My family was one of the first cord-cutters, we got tired of paying for cable TV and disconnected it in favor of 2 streaming services. These days, cord-cutting is mainstream. But now to get all the different content, we need to subscribe to a multitude of streaming services, bringing the cost almost to the cable TV levels. And while our family manages this by switching services on and off, in the enterprise world, switching off, say, a sales module for a month is just not the thing. So, before anyone gets sold on the grand promise of The Composable ERP Paradise, ask if this will not become the very problem it’s meant to solve.
This story appeared in Issue 13 of The Boring Enterprise Nerdletter
Jelena and I talked with Paul Hardy, author of the awesome ABAP to the Future, among otherthings. We discussed youngsters and old-timers, April Fools’ Day posts, ABAP RAP, and ended with a quick game of F**k, Marry, Kill.
Sometimes you stumble upon an application and feel like yes, this has exactly the features I’ve been looking for! This was the case for me with Loom, the neat “asynchronous video tool” that can be used to create short videos and share them with coworkers on the fly. For example, instead of typing a long Slack message to your teammate in another time zone, you could simply use Loom to record both camera and screen (or just one of them) and convey your point much faster.
As an experiment, I’ve used Loom to create this short clip showcasing my mad SAP GUI knowledge. This was take number 15 or so and I spent a good amount of time with the app. Here are my findings.
Loom is stupid easy to use (pick what you want to record and click the big red button).
Video editing tools are simple but effective. There is a variety of filters and special effects, as well as a neat drawing tool.
Loom can be easily integrated with Slack and other messaging platforms.
When choosing to share just one application, Loom could not correctly pick multiple windows associated with that application. I had to resort to full screen sharing, which weirdly also recorded Loom’s own controls.
Loom “test drive” was fun and I definitely recommend checking it out for your personal and enterprise needs. JP
This story appears in the Issue 11 of The Boring Enterprise Nerdletter.
Even though I still indulge in an occasional trip to SAP GUI, most of ABAP development these days is happening in other IDEs, such as Eclipse.
Switching to the new IDE can feel like a confused Travolta meme. When we use something for a while, we create our own pathways, workflows, and take time to learn helpful tools and shortcuts. With new IDE, all of those little productivity boosts seem lost. It doesn’t have to be that way.
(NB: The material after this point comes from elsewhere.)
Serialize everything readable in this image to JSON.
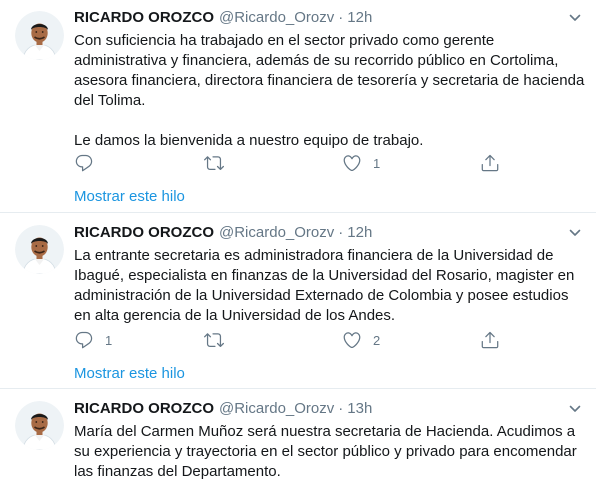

When moving from SE80 to ABAP Development Tools (ADT) in Eclipse, this FAQ document was very helpful to me. And most recently, I’ve discovered that even more tools, add-ons, gadgets and gizmos are available on Eclipse Marketplace. For example, these clipboard tools can help to keep track of several recently copy-pasted values. This is very helpful when running test with specific key values, for example. And with more general, non-SAP tips from the websites like Eclipse Can Do That you will be using Eclipse like a boss!